Youth and adults of the Sicangu Oyate (Rosebud Sioux Tribe) and the Oglala Lakota Nation participated in range workshops this summer put on by SDSU Extension, the Natural Resources Conservation Service and partners.

A group of brown cattle foraging in a green field.

Prussic Acid Poisoning

As the first frost date approaches, producers often have concerns about the risk of prussic acid poisoning in livestock. Certain forage plants, especially sorghums and related species are associated with an increased risk of death loss because of prussic acid poisoning.

Canada thistle growing in a pasture.

Fall Noxious Weed Control

September 30, 2019

Fall is the time to control tough perennial broadleaf lawn weeds. Good moisture in most places in August will have set up good fall growth of perennial weeds.

A herd of cattle grazing near a stock pond.

2019 Eastern South Dakota Water Conference to be Held Oct. 16 at South Dakota State University

October 01, 2019

The 2019 Eastern South Dakota Water Conference will be held Oct. 16 from 8:30 a.m. to 4:00 p.m. on the campus of South Dakota State University in the Volstorff Ballroom of the University Student Union.

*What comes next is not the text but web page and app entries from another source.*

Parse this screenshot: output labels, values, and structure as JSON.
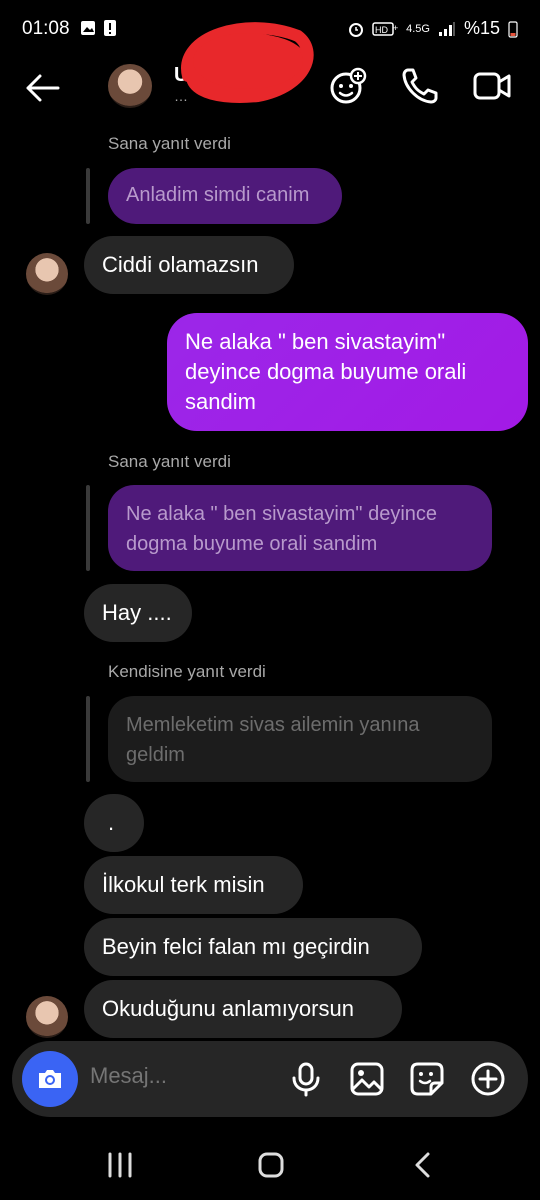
{
  "status_bar": {
    "time": "01:08",
    "network": "4.5G",
    "battery": "%15"
  },
  "header": {
    "name": "U",
    "subtitle": "…",
    "icons": [
      "back-arrow-icon",
      "avatar",
      "effects-icon",
      "phone-icon",
      "video-icon"
    ]
  },
  "messages": [
    {
      "type": "reply_label",
      "text": "Sana yanıt verdi"
    },
    {
      "type": "quote_out",
      "text": "Anladim simdi canim"
    },
    {
      "type": "in",
      "text": "Ciddi olamazsın"
    },
    {
      "type": "out",
      "text": "Ne alaka \" ben sivastayim\" deyince dogma buyume orali sandim"
    },
    {
      "type": "reply_label",
      "text": "Sana yanıt verdi"
    },
    {
      "type": "quote_out",
      "text": "Ne alaka \" ben sivastayim\" deyince dogma buyume orali sandim"
    },
    {
      "type": "in",
      "text": "Hay ...."
    },
    {
      "type": "reply_label",
      "text": "Kendisine yanıt verdi"
    },
    {
      "type": "quote_in",
      "text": "Memleketim sivas ailemin yanına geldim"
    },
    {
      "type": "in",
      "text": "."
    },
    {
      "type": "in",
      "text": "İlkokul terk misin"
    },
    {
      "type": "in",
      "text": "Beyin felci falan mı geçirdin"
    },
    {
      "type": "in",
      "text": "Okuduğunu anlamıyorsun"
    }
  ],
  "composer": {
    "placeholder": "Mesaj...",
    "icons": [
      "camera-icon",
      "microphone-icon",
      "gallery-icon",
      "sticker-icon",
      "add-icon"
    ]
  },
  "navigation": {
    "icons": [
      "recents-icon",
      "home-icon",
      "back-icon"
    ]
  },
  "colors": {
    "background": "#000000",
    "incoming_bubble": "#262626",
    "outgoing_bubble": "#a31ae6",
    "quoted_outgoing": "#4f1a7a",
    "camera_button": "#3a64f4"
  }
}
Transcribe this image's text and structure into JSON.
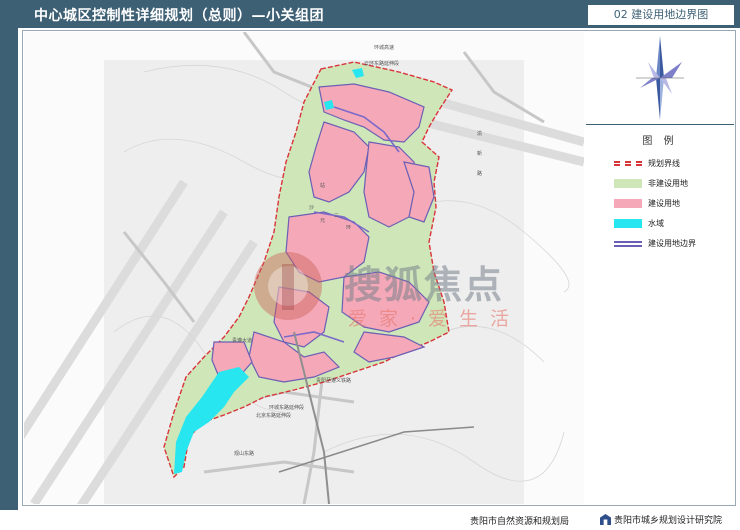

A patch of western wheatgrass with ergot fungus growing throughout.

Ergot in Western Wheatgrass and the Potential Effects for Winter Grazing

2019 has been a year fraught with challenges for ranchers across South Dakota. Abundant precipitation is usually a blessing, however, wet conditions coupled with a cool spring followed by warmer temperatures has caused another problem across the rangelands of South Dakota: ergot poisoning.

sun rising over South Dakota field

Agriculture

Both livestock and crops are essential to South Dakota's agricultural industry.

A field with patches of soil exhibiting poor water infiltration.

Farm Practices That Improve Soil Health: Cover Crops and Crop Residues

Planting cover crops and returning crop residues (stover) to the soil both adds nutrients and improves overall soil quality. These practices are common with producers across South Dakota and have been recently studied by researchers to identify how they impact the release of greenhouse gases into the atmosphere.

A patch of switchgrass growing at the edge of a field.

Farm Practices That Improve Soil Health: Planting Switchgrass on Marginal Lands

Switchgrass (Panicum virgatum) is a tall, native, prairie grass that is often seeded on marginal lands in South Dakota. It has gained growing popularity over the past decade not only as a source of biofuel and feed, but also as a method to improve soil properties.

A green tractor planting seeds in a no-till field. Courtesy: United Soybean Board [CC BY 2.0] via Flickr

Farm Practices That Improve Soil Health: Crop Rotations and No-Till

Implementing diverse crop rotations and no-till practices are common suggestions to reduce erosion, control pests, and improve yields. These practices can also improve soil health through an increase in soil carbon levels.

Barry H. Dunn

Feb. 16 Precision Agriculture Workshop to Highlight South Dakota Pheasant Fest and Quail Classic

December 18, 2018

Ag producers and pheasant enthusiasts are invited to learn how cutting-edge farming practices can work to provide more income while enhancing habitat. The Precision Agriculture Workshop at the 2018 National Pheasant Fest in Sioux Falls offer insights into the industry on Friday, Feb. 16, from 10 a.m. to 3 p.m. at the Denny Sanford Premier Center.